Anyone who has created a WordPress plugin understands the need to create configurable fields to modify how the plugin works. There are countless uses for configurable options in a plugin, and nearly as many ways to implement said options. You see, WordPress allows plugin authors to create their own markup within their settings pages. As a side effect, settings pages can vary greatly between plugins. In this article we are going to go over three common ways you can make your plugin configurable. We will start by creating a settings page and create our fields using the default WordPress Settings API. I will then walk you through how to set up your fields with a custom handler.
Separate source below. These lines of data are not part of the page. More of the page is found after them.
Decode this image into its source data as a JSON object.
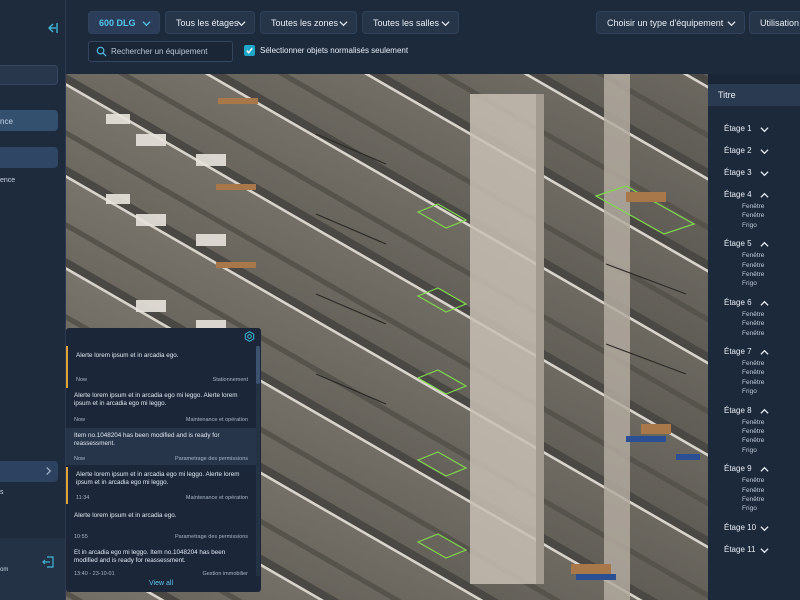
{
  "topbar": {
    "building": "600 DLG",
    "floors_filter": "Tous les étages",
    "zones_filter": "Toutes les zones",
    "rooms_filter": "Toutes les salles",
    "equipment_type": "Choisir un type d'équipement",
    "usage_label": "Utilisation g",
    "search_placeholder": "Rechercher un équipement",
    "normalized_only_label": "Sélectionner objets normalisés seulement"
  },
  "sidebar": {
    "item_1_fragment": "nce",
    "item_2_fragment": "ence",
    "item_3_fragment": "s",
    "item_4_fragment": "om"
  },
  "notifications": {
    "view_all": "View all",
    "items": [
      {
        "message": "Alerte lorem ipsum et in arcadia ego.",
        "time": "Now",
        "category": "Stationnement"
      },
      {
        "message": "Alerte lorem ipsum et in arcadia ego mi leggo. Alerte lorem ipsum et in arcadia ego mi leggo.",
        "time": "Now",
        "category": "Maintenance et opération"
      },
      {
        "message": "Item no.1048204 has been modified and is ready for reassessment.",
        "time": "Now",
        "category": "Parametrage des permissions"
      },
      {
        "message": "Alerte lorem ipsum et in arcadia ego mi leggo. Alerte lorem ipsum et in arcadia ego mi leggo.",
        "time": "11:34",
        "category": "Maintenance et opération"
      },
      {
        "message": "Alerte lorem ipsum et in arcadia ego.",
        "time": "10:55",
        "category": "Parametrage des permissions"
      },
      {
        "message": "Et in arcadia ego mi leggo. Item no.1048204 has been modified and is ready for reassessment.",
        "time": "13:40 - 23-10-01",
        "category": "Gestion immobilier"
      }
    ]
  },
  "floors_panel": {
    "title": "Titre",
    "floors": [
      {
        "label": "Étage 1",
        "expanded": false,
        "items": []
      },
      {
        "label": "Étage 2",
        "expanded": false,
        "items": []
      },
      {
        "label": "Étage 3",
        "expanded": false,
        "items": []
      },
      {
        "label": "Étage 4",
        "expanded": true,
        "items": [
          "Fenêtre",
          "Fenêtre",
          "Frigo"
        ]
      },
      {
        "label": "Étage 5",
        "expanded": true,
        "items": [
          "Fenêtre",
          "Fenêtre",
          "Fenêtre",
          "Frigo"
        ]
      },
      {
        "label": "Étage 6",
        "expanded": true,
        "items": [
          "Fenêtre",
          "Fenêtre",
          "Fenêtre"
        ]
      },
      {
        "label": "Étage 7",
        "expanded": true,
        "items": [
          "Fenêtre",
          "Fenêtre",
          "Fenêtre",
          "Frigo"
        ]
      },
      {
        "label": "Étage 8",
        "expanded": true,
        "items": [
          "Fenêtre",
          "Fenêtre",
          "Fenêtre",
          "Frigo"
        ]
      },
      {
        "label": "Étage 9",
        "expanded": true,
        "items": [
          "Fenêtre",
          "Fenêtre",
          "Fenêtre",
          "Frigo"
        ]
      },
      {
        "label": "Étage 10",
        "expanded": false,
        "items": []
      },
      {
        "label": "Étage 11",
        "expanded": false,
        "items": []
      }
    ]
  },
  "colors": {
    "accent": "#3fb6d9",
    "warning_bar": "#e0a43a",
    "highlight_outline": "#7fd94a"
  },
  "icons": [
    "collapse-sidebar-icon",
    "search-icon",
    "check-icon",
    "chevron-down-icon",
    "chevron-up-icon",
    "hexagon-settings-icon",
    "logout-icon",
    "chevron-right-icon"
  ]
}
Finally, I will show you how to integrate a great configurable fields plugin Advanced Custom Fields (ACF) into your own plugin.

Create a Settings Options Page for a Plugin
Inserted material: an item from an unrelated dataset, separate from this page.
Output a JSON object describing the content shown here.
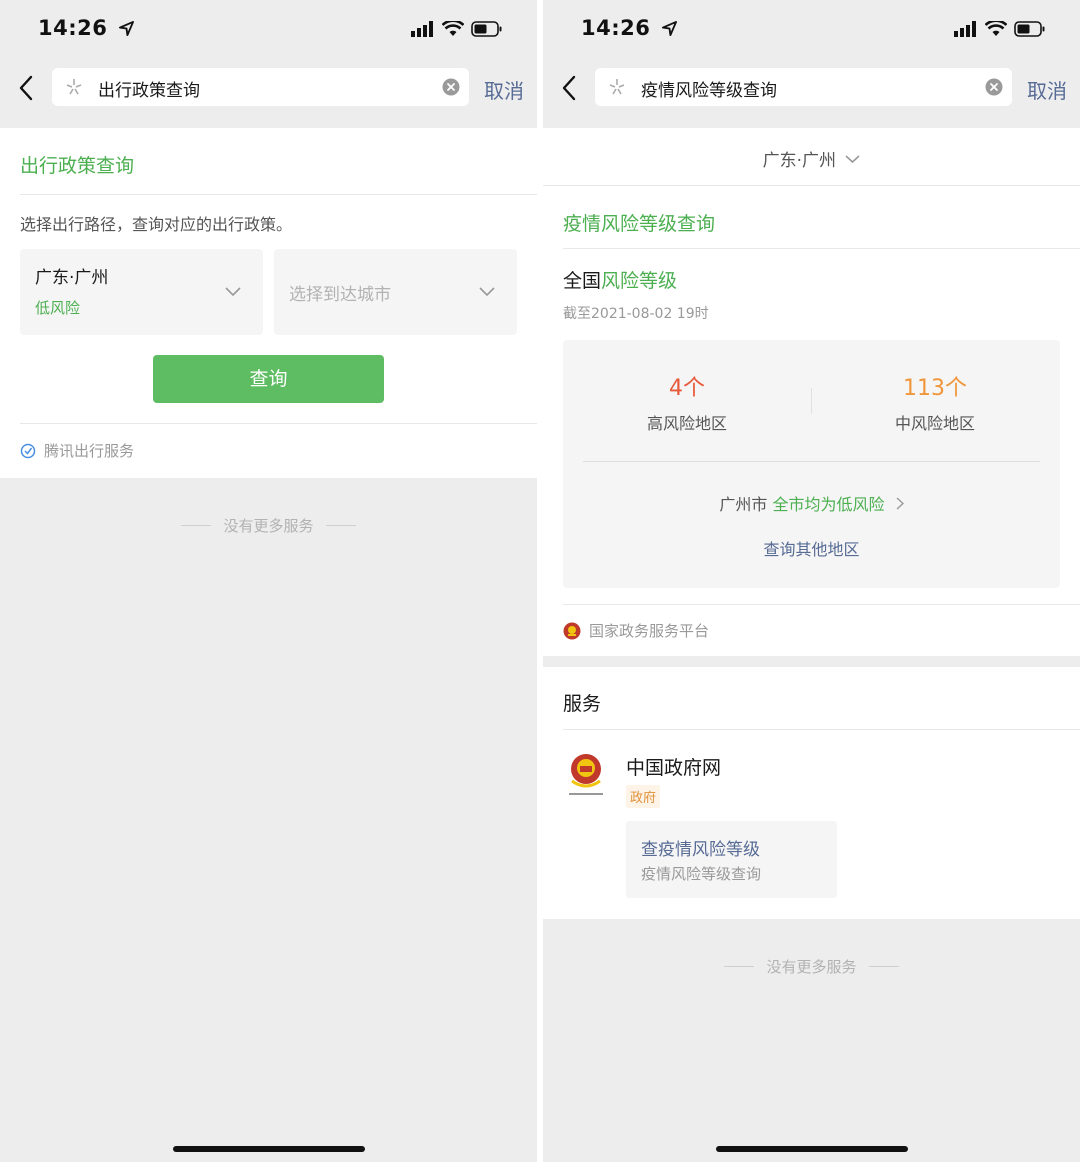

90% of the plugins you use, will have some options in the dashboard. It makes sense to allow users some setting options, to tailor the functionality of a plugin, according to their preference. This can increase the usability of a plugin.

Create an Options Page for a Plugin under Settings Menu

To create a sub-menu for your plugin in the dashboard ‘Settings’ menu, you should use the Settings API provided by WordPress. Using this API, you can register a new options page, with fields for settings. Additionally, you can add settings to an existing options page.

Register Settings For a Plugin

For settings belonging to a particular plugin, you need to register the settings in a single group, with a unique id. For example, you need to write something like the following:

function myplugin_register_settings() {
   add_option( 'myplugin_option_name', 'This is my option value.');
   register_setting( 'myplugin_options_group', 'myplugin_option_name', 'myplugin_callback' );
add_action( 'admin_init', 'myplugin_register_settings' );

Here, all the settings fields for the plugin will be grouped under myplugin_options_group. In an options page, this id will be used to display the fields.

Python REST APIs With Flask, Connexion, and SQLAlchemy

The goal of this article is to show you how to use Python 3, Flask, and Connexion to build useful REST APIs that can include input and output validation, and provide Swagger documentation as a bonus. Also included is a simple but useful single page web application that demonstrates using the API with JavaScript and updating the DOM with it.

The REST API you’ll be building will serve a simple people data structure where the people are keyed to the last name, and any updates are marked with a new timestamp.

This data could be represented in a database, saved in a file, or be accessible through some network protocol, but for us an in-memory data structure works fine. One of the purposes of an API is to decouple the data from the application that uses it, hiding the data implementation details.

Good Programers Worry about Data Structures

“. . . unlike every single horror I’ve ever witnessed when looking closer at SCM products, git actually has a simple design, with stable and reasonably well-documented data structures. In fact, I’m a huge proponent of designing your code around the data, rather than the other way around, and I think it’s one of the reasons git has been fairly successful. . . .

“I will, in fact, claim that the difference between a bad programmer and a good one is whether he considers his code or his data structures more important. Bad programmers worry about the code. Good programmers worry about data structures and their relationships.”

— Linus Torvalds,

The Flask Mega-Tutorial Part XIX: Deployment on Docker Containers

This is the nineteenth installment of the Flask Mega-Tutorial series, in which I’m going to deploy Microblog to the Docker container platform.

For your reference, below is a list of the articles in this series.